  • Regular Safety Training – Each drilling crew member must be taught the importance of safety. It includes covering evacuation procedures in a crisis, handling equipment and materials, and proper posture and footing (specifically at height or on slippery surfaces). In addition to helicopter crash survival and firefighting, they should learn to follow instructions and protocols rather than self-regulating safety risks.
  • Non-stop Supervision – Since drilling operations are dangerous, an on-site supervisor is always necessary to mitigate the risk of human error.
  • Adequate PPE in Good Condition PPE, or Personal Protective Equipment, is an essential part of safety in drilling operations. Athletes’ foot cream for the monkey board, heavy-duty boots for slippery ground, hard hats, gloves, and goggles are always required.
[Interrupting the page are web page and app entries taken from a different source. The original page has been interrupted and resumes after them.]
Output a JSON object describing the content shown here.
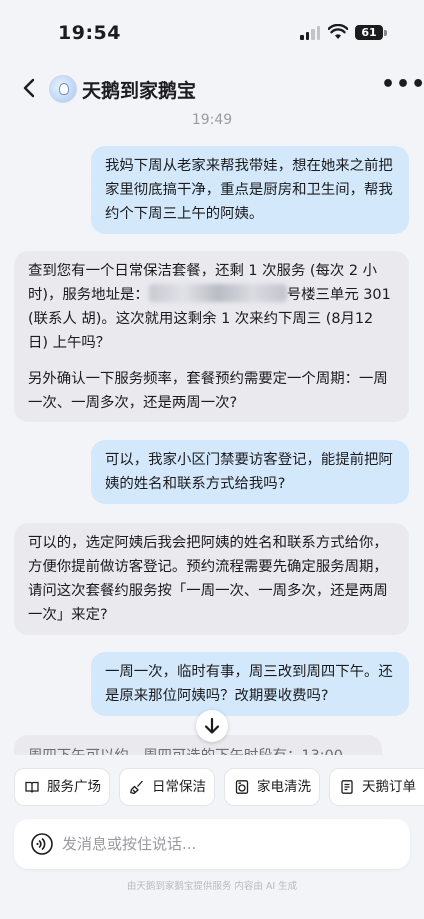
{
  "status": {
    "time": "19:54",
    "battery": "61"
  },
  "header": {
    "title": "天鹅到家鹅宝"
  },
  "chat": {
    "timestamp": "19:49",
    "messages": [
      {
        "role": "user",
        "lines": [
          "我妈下周从老家来帮我带娃，想在她来之前把",
          "家里彻底搞干净，重点是厨房和卫生间，帮我",
          "约个下周三上午的阿姨。"
        ]
      },
      {
        "role": "bot",
        "l1": "查到您有一个日常保洁套餐，还剩 1 次服务 (每次 2 小",
        "l2a": "时)，服务地址是：",
        "l2b": "号楼三单元 301",
        "l3": "(联系人 胡)。这次就用这剩余 1 次来约下周三 (8月12",
        "l4": "日) 上午吗？",
        "p2": [
          "另外确认一下服务频率，套餐预约需要定一个周期：一周",
          "一次、一周多次，还是两周一次?"
        ]
      },
      {
        "role": "user",
        "lines": [
          "可以，我家小区门禁要访客登记，能提前把阿",
          "姨的姓名和联系方式给我吗?"
        ]
      },
      {
        "role": "bot",
        "lines": [
          "可以的，选定阿姨后我会把阿姨的姓名和联系方式给你，",
          "方便你提前做访客登记。预约流程需要先确定服务周期，",
          "请问这次套餐约服务按「一周一次、一周多次，还是两周",
          "一次」来定?"
        ]
      },
      {
        "role": "user",
        "lines": [
          "一周一次，临时有事，周三改到周四下午。还",
          "是原来那位阿姨吗？改期要收费吗?"
        ]
      }
    ],
    "partial_line": "周四下午可以约，周四可选的下午时段有：13:00"
  },
  "quick_actions": [
    {
      "label": "服务广场",
      "icon": "book-icon"
    },
    {
      "label": "日常保洁",
      "icon": "broom-icon"
    },
    {
      "label": "家电清洗",
      "icon": "washer-icon"
    },
    {
      "label": "天鹅订单",
      "icon": "order-icon"
    }
  ],
  "input": {
    "placeholder": "发消息或按住说话..."
  },
  "footer": {
    "disclaimer": "由天鹅到家鹅宝提供服务 内容由 AI 生成"
  }
}
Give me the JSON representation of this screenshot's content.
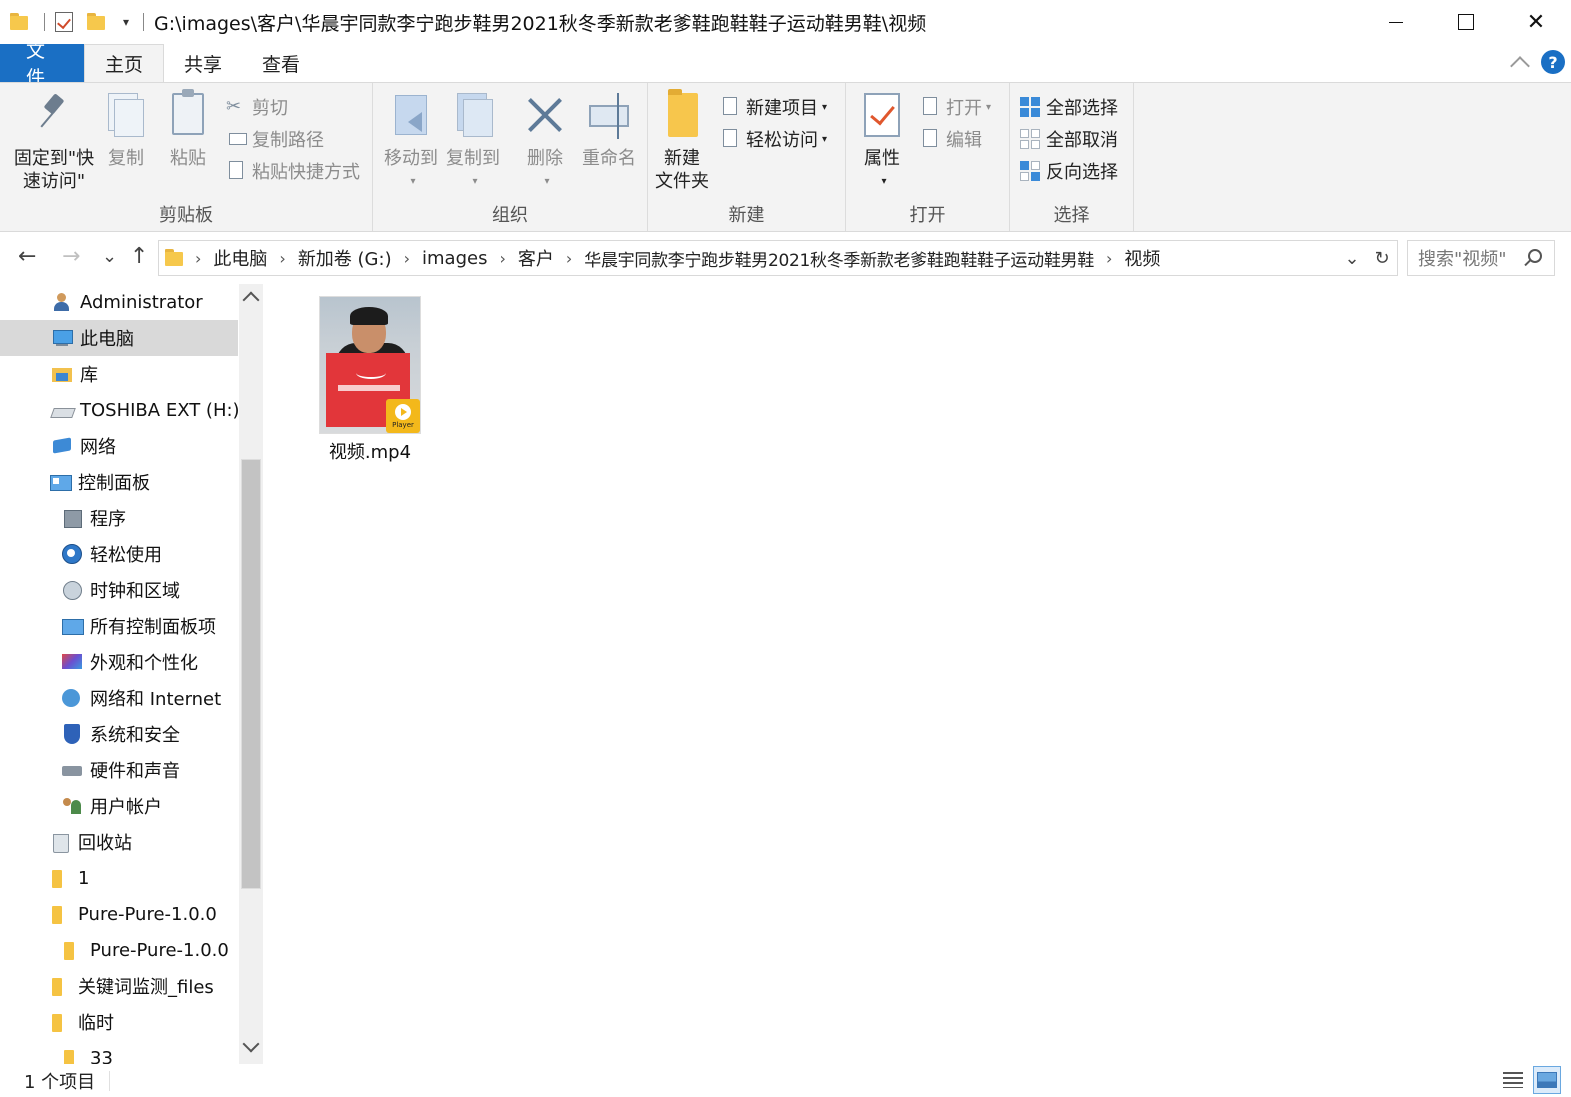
{
  "window": {
    "title_path": "G:\\images\\客户\\华晨宇同款李宁跑步鞋男2021秋冬季新款老爹鞋跑鞋鞋子运动鞋男鞋\\视频",
    "controls": {
      "minimize": "—",
      "maximize": "☐",
      "close": "✕"
    },
    "qat_dropdown": "▾"
  },
  "ribbon_tabs": [
    {
      "label": "文件"
    },
    {
      "label": "主页"
    },
    {
      "label": "共享"
    },
    {
      "label": "查看"
    }
  ],
  "help_label": "?",
  "ribbon": {
    "clipboard": {
      "label": "剪贴板",
      "pin_line1": "固定到\"快",
      "pin_line2": "速访问\"",
      "copy": "复制",
      "paste": "粘贴",
      "cut": "剪切",
      "copy_path": "复制路径",
      "paste_shortcut": "粘贴快捷方式"
    },
    "organize": {
      "label": "组织",
      "move_to": "移动到",
      "copy_to": "复制到",
      "delete": "删除",
      "rename": "重命名"
    },
    "new": {
      "label": "新建",
      "new_folder_line1": "新建",
      "new_folder_line2": "文件夹",
      "new_item": "新建项目",
      "easy_access": "轻松访问"
    },
    "open": {
      "label": "打开",
      "properties": "属性",
      "open": "打开",
      "edit": "编辑"
    },
    "select": {
      "label": "选择",
      "select_all": "全部选择",
      "select_none": "全部取消",
      "invert": "反向选择"
    }
  },
  "nav_buttons": {
    "back": "←",
    "forward": "→",
    "recent": "⌄",
    "up": "↑"
  },
  "breadcrumbs": [
    "此电脑",
    "新加卷 (G:)",
    "images",
    "客户",
    "华晨宇同款李宁跑步鞋男2021秋冬季新款老爹鞋跑鞋鞋子运动鞋男鞋",
    "视频"
  ],
  "breadcrumb_separator": "›",
  "address_end": {
    "dropdown": "⌄",
    "refresh": "↻"
  },
  "search": {
    "placeholder": "搜索\"视频\""
  },
  "nav_pane": [
    {
      "label": "Administrator",
      "icon": "user-icon"
    },
    {
      "label": "此电脑",
      "icon": "this-pc-icon",
      "selected": true
    },
    {
      "label": "库",
      "icon": "library-icon"
    },
    {
      "label": "TOSHIBA EXT (H:)",
      "icon": "drive-icon"
    },
    {
      "label": "网络",
      "icon": "network-icon"
    },
    {
      "label": "控制面板",
      "icon": "control-panel-icon"
    },
    {
      "label": "程序",
      "icon": "programs-icon"
    },
    {
      "label": "轻松使用",
      "icon": "ease-of-access-icon"
    },
    {
      "label": "时钟和区域",
      "icon": "clock-icon"
    },
    {
      "label": "所有控制面板项",
      "icon": "all-items-icon"
    },
    {
      "label": "外观和个性化",
      "icon": "appearance-icon"
    },
    {
      "label": "网络和 Internet",
      "icon": "network-internet-icon"
    },
    {
      "label": "系统和安全",
      "icon": "security-icon"
    },
    {
      "label": "硬件和声音",
      "icon": "hardware-icon"
    },
    {
      "label": "用户帐户",
      "icon": "user-accounts-icon"
    },
    {
      "label": "回收站",
      "icon": "recycle-bin-icon"
    },
    {
      "label": "1",
      "icon": "folder-icon"
    },
    {
      "label": "Pure-Pure-1.0.0",
      "icon": "folder-icon"
    },
    {
      "label": "Pure-Pure-1.0.0",
      "icon": "folder-icon"
    },
    {
      "label": "关键词监测_files",
      "icon": "folder-icon"
    },
    {
      "label": "临时",
      "icon": "folder-icon"
    },
    {
      "label": "33",
      "icon": "folder-icon"
    }
  ],
  "files": [
    {
      "name": "视频.mp4",
      "badge_text": "Player"
    }
  ],
  "status": {
    "count": "1 个项目"
  },
  "colors": {
    "accent": "#1a6fc4",
    "selected_nav": "#d9d9d9",
    "ribbon_bg": "#f3f3f3"
  }
}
Moreover, waterproof garments, flame-resistant clothing, and hearing and respiratory protection are also necessary during drilling operations.
  • Housekeeping Common Sense – Using common sense goes a long way in housekeeping at drilling sites, especially when preventing falls from small objects.

FAQs About Drilling Safety

The following PPE is required for all crew members on horizontal directional drilling job sites per OSHA and Vermeer guidelines:

  • Eye protection
  • Hard hats
  • Hearing protection
  • Safety shoes (steel-toe or composite-toe boots)
  • Safety goggles
  • Safety vests when working around roadways
  • Leather gloves when changing out tooling or handling heavy materials

There are three primary types of drilling mud: water-based, oil-based, and synthetic-based. The drilling process may use any kind, or a combination of two or more, depending on the location and environmental regulations of the well.

Various types of wells can be drilled, each best suited for a different configuration of hydrocarbons. By adopting specific drilling strategies, you can place wells in optimized patterns to maximize production from a field. Below are the different types.

  • Conventional wells
  • Sidetrack wells
  • Horizontal wells
  • Designer wells
  • Multilateral wells
  • Coiled tubing drilling
  • Through tubing rotary drilling

Anticipating problems and taking preventative action is essential to avoid costly delays. Some of the most common issues with drilling include:

  • Pipe sticking
  • Loss of circulation
  • Hole deviation
  • Pipe failures
  • Borehole instability
  • Mud contamination
  • Formation damage
  • Hole cleaning
  • Hydrogen sulfide (H2S)-bearing zones
  • Shallow gas zones
  • Equipment and personnel-related problems
Jairus Andales
Article by
Jairus Andales
Jai Andales is a content writer and researcher for SafetyCulture since 2018. As a content specialist, she creates well-researched articles about health and safety topics. She is also passionate about empowering businesses to utilize technology in building a culture of safety and quality.